AVAILABLE DATA —
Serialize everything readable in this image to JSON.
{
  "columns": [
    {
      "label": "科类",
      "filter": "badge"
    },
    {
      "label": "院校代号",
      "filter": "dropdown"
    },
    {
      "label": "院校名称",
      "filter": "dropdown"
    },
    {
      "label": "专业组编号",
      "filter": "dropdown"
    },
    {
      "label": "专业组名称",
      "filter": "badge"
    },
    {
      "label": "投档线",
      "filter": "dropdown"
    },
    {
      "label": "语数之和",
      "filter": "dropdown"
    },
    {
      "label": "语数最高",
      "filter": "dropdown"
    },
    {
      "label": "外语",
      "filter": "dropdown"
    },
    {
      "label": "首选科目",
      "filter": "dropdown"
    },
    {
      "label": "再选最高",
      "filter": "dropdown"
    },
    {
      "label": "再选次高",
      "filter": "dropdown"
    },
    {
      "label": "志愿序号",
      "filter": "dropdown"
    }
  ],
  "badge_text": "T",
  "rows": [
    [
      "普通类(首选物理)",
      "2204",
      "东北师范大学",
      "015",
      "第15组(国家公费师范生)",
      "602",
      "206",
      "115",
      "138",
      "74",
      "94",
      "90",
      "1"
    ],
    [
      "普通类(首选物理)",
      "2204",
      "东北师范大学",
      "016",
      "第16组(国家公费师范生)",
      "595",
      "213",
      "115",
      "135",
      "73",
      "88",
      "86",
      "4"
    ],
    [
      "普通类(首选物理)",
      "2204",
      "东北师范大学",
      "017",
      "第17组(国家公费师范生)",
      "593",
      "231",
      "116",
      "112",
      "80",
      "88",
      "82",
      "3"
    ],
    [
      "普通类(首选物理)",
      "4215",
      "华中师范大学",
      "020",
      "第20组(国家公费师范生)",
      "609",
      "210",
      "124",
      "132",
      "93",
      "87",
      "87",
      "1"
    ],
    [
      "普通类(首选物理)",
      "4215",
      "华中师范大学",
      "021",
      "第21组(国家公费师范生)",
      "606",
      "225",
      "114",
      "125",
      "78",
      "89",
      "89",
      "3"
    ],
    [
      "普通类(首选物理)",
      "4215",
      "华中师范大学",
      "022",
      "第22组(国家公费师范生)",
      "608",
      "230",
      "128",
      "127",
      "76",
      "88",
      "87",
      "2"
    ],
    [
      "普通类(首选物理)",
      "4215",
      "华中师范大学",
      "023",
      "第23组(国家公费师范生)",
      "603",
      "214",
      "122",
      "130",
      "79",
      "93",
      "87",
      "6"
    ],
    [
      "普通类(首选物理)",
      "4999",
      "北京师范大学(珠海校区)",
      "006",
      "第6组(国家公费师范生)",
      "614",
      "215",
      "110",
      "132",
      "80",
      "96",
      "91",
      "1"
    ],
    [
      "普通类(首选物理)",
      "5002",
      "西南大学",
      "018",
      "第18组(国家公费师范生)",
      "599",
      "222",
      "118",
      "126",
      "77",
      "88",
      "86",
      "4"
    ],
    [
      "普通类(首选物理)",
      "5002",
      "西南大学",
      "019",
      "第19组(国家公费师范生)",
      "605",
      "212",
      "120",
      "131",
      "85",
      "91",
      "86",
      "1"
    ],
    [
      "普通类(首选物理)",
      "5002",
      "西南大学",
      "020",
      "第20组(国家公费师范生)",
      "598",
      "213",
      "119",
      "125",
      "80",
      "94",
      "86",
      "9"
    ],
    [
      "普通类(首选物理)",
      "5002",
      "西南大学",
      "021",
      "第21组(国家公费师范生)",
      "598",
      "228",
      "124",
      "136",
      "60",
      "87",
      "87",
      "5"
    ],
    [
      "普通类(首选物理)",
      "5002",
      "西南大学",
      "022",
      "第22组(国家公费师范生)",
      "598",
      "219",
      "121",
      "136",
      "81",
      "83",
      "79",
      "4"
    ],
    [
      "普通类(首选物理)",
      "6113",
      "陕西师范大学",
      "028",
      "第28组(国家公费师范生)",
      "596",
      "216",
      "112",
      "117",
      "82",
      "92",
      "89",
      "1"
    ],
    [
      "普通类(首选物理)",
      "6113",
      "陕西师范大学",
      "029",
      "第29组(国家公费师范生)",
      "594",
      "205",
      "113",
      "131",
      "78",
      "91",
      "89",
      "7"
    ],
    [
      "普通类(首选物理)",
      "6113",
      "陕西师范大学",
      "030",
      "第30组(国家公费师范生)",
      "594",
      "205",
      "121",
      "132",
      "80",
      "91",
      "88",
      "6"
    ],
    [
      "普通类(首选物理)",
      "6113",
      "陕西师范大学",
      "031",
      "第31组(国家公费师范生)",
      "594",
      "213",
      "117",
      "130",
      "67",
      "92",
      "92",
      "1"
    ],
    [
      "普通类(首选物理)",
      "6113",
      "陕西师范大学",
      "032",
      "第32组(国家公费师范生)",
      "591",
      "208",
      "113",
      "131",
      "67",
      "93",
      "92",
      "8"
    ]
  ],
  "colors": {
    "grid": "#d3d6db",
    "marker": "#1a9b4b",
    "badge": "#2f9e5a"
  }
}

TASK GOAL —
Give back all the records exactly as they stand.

TASK RESPONSE —
Serialize everything readable in this image to JSON.
{
  "columns": [
    {
      "label": "科类",
      "filter": "badge"
    },
    {
      "label": "院校代号",
      "filter": "dropdown"
    },
    {
      "label": "院校名称",
      "filter": "dropdown"
    },
    {
      "label": "专业组编号",
      "filter": "dropdown"
    },
    {
      "label": "专业组名称",
      "filter": "badge"
    },
    {
      "label": "投档线",
      "filter": "dropdown"
    },
    {
      "label": "语数之和",
      "filter": "dropdown"
    },
    {
      "label": "语数最高",
      "filter": "dropdown"
    },
    {
      "label": "外语",
      "filter": "dropdown"
    },
    {
      "label": "首选科目",
      "filter": "dropdown"
    },
    {
      "label": "再选最高",
      "filter": "dropdown"
    },
    {
      "label": "再选次高",
      "filter": "dropdown"
    },
    {
      "label": "志愿序号",
      "filter": "dropdown"
    }
  ],
  "badge_text": "T",
  "rows": [
    [
      "普通类(首选物理)",
      "2204",
      "东北师范大学",
      "015",
      "第15组(国家公费师范生)",
      "602",
      "206",
      "115",
      "138",
      "74",
      "94",
      "90",
      "1"
    ],
    [
      "普通类(首选物理)",
      "2204",
      "东北师范大学",
      "016",
      "第16组(国家公费师范生)",
      "595",
      "213",
      "115",
      "135",
      "73",
      "88",
      "86",
      "4"
    ],
    [
      "普通类(首选物理)",
      "2204",
      "东北师范大学",
      "017",
      "第17组(国家公费师范生)",
      "593",
      "231",
      "116",
      "112",
      "80",
      "88",
      "82",
      "3"
    ],
    [
      "普通类(首选物理)",
      "4215",
      "华中师范大学",
      "020",
      "第20组(国家公费师范生)",
      "609",
      "210",
      "124",
      "132",
      "93",
      "87",
      "87",
      "1"
    ],
    [
      "普通类(首选物理)",
      "4215",
      "华中师范大学",
      "021",
      "第21组(国家公费师范生)",
      "606",
      "225",
      "114",
      "125",
      "78",
      "89",
      "89",
      "3"
    ],
    [
      "普通类(首选物理)",
      "4215",
      "华中师范大学",
      "022",
      "第22组(国家公费师范生)",
      "608",
      "230",
      "128",
      "127",
      "76",
      "88",
      "87",
      "2"
    ],
    [
      "普通类(首选物理)",
      "4215",
      "华中师范大学",
      "023",
      "第23组(国家公费师范生)",
      "603",
      "214",
      "122",
      "130",
      "79",
      "93",
      "87",
      "6"
    ],
    [
      "普通类(首选物理)",
      "4999",
      "北京师范大学(珠海校区)",
      "006",
      "第6组(国家公费师范生)",
      "614",
      "215",
      "110",
      "132",
      "80",
      "96",
      "91",
      "1"
    ],
    [
      "普通类(首选物理)",
      "5002",
      "西南大学",
      "018",
      "第18组(国家公费师范生)",
      "599",
      "222",
      "118",
      "126",
      "77",
      "88",
      "86",
      "4"
    ],
    [
      "普通类(首选物理)",
      "5002",
      "西南大学",
      "019",
      "第19组(国家公费师范生)",
      "605",
      "212",
      "120",
      "131",
      "85",
      "91",
      "86",
      "1"
    ],
    [
      "普通类(首选物理)",
      "5002",
      "西南大学",
      "020",
      "第20组(国家公费师范生)",
      "598",
      "213",
      "119",
      "125",
      "80",
      "94",
      "86",
      "9"
    ],
    [
      "普通类(首选物理)",
      "5002",
      "西南大学",
      "021",
      "第21组(国家公费师范生)",
      "598",
      "228",
      "124",
      "136",
      "60",
      "87",
      "87",
      "5"
    ],
    [
      "普通类(首选物理)",
      "5002",
      "西南大学",
      "022",
      "第22组(国家公费师范生)",
      "598",
      "219",
      "121",
      "136",
      "81",
      "83",
      "79",
      "4"
    ],
    [
      "普通类(首选物理)",
      "6113",
      "陕西师范大学",
      "028",
      "第28组(国家公费师范生)",
      "596",
      "216",
      "112",
      "117",
      "82",
      "92",
      "89",
      "1"
    ],
    [
      "普通类(首选物理)",
      "6113",
      "陕西师范大学",
      "029",
      "第29组(国家公费师范生)",
      "594",
      "205",
      "113",
      "131",
      "78",
      "91",
      "89",
      "7"
    ],
    [
      "普通类(首选物理)",
      "6113",
      "陕西师范大学",
      "030",
      "第30组(国家公费师范生)",
      "594",
      "205",
      "121",
      "132",
      "80",
      "91",
      "88",
      "6"
    ],
    [
      "普通类(首选物理)",
      "6113",
      "陕西师范大学",
      "031",
      "第31组(国家公费师范生)",
      "594",
      "213",
      "117",
      "130",
      "67",
      "92",
      "92",
      "1"
    ],
    [
      "普通类(首选物理)",
      "6113",
      "陕西师范大学",
      "032",
      "第32组(国家公费师范生)",
      "591",
      "208",
      "113",
      "131",
      "67",
      "93",
      "92",
      "8"
    ]
  ],
  "colors": {
    "grid": "#d3d6db",
    "marker": "#1a9b4b",
    "badge": "#2f9e5a"
  }
}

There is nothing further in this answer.